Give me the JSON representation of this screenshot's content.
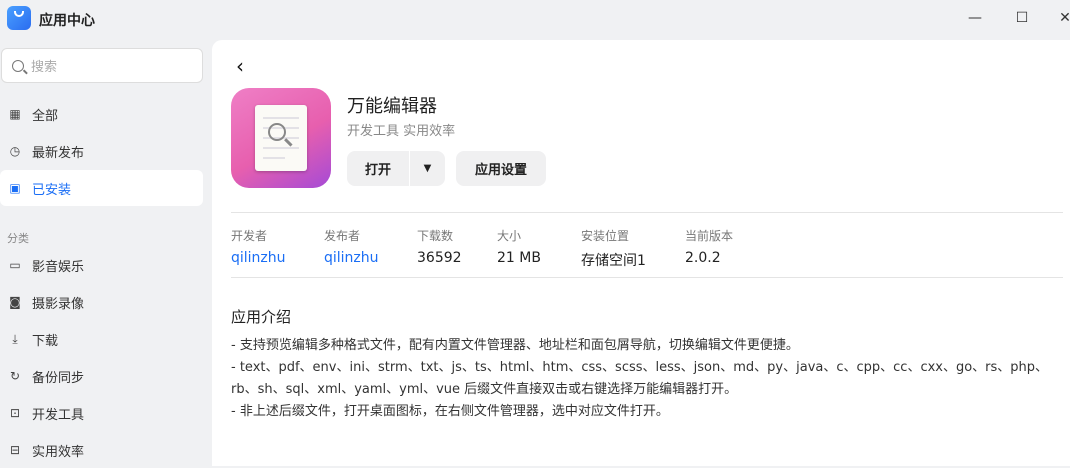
{
  "window": {
    "title": "应用中心",
    "logo_text": "STORE",
    "minimize": "—",
    "maximize": "☐",
    "close": "✕"
  },
  "sidebar": {
    "search_placeholder": "搜索",
    "items": [
      {
        "label": "全部",
        "icon": "grid-icon"
      },
      {
        "label": "最新发布",
        "icon": "clock-icon"
      },
      {
        "label": "已安装",
        "icon": "installed-icon"
      }
    ],
    "category_label": "分类",
    "categories": [
      {
        "label": "影音娱乐",
        "icon": "video-icon"
      },
      {
        "label": "摄影录像",
        "icon": "camera-icon"
      },
      {
        "label": "下载",
        "icon": "download-icon"
      },
      {
        "label": "备份同步",
        "icon": "sync-icon"
      },
      {
        "label": "开发工具",
        "icon": "code-icon"
      },
      {
        "label": "实用效率",
        "icon": "briefcase-icon"
      }
    ]
  },
  "app": {
    "name": "万能编辑器",
    "tags": "开发工具 实用效率",
    "open_label": "打开",
    "settings_label": "应用设置",
    "meta": [
      {
        "key": "开发者",
        "value": "qilinzhu",
        "link": true
      },
      {
        "key": "发布者",
        "value": "qilinzhu",
        "link": true
      },
      {
        "key": "下载数",
        "value": "36592"
      },
      {
        "key": "大小",
        "value": "21 MB"
      },
      {
        "key": "安装位置",
        "value": "存储空间1"
      },
      {
        "key": "当前版本",
        "value": "2.0.2"
      }
    ],
    "intro_title": "应用介绍",
    "intro_lines": [
      "- 支持预览编辑多种格式文件，配有内置文件管理器、地址栏和面包屑导航，切换编辑文件更便捷。",
      "- text、pdf、env、ini、strm、txt、js、ts、html、htm、css、scss、less、json、md、py、java、c、cpp、cc、cxx、go、rs、php、rb、sh、sql、xml、yaml、yml、vue 后缀文件直接双击或右键选择万能编辑器打开。",
      "- 非上述后缀文件，打开桌面图标，在右侧文件管理器，选中对应文件打开。"
    ]
  },
  "colors": {
    "accent": "#1a6ef5",
    "background": "#f0f1f3"
  }
}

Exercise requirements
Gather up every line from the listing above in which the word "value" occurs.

Task response
        "value": "qilinzhu",
        "value": "qilinzhu",
        "value": "36592"
        "value": "21 MB"
        "value": "存储空间1"
        "value": "2.0.2"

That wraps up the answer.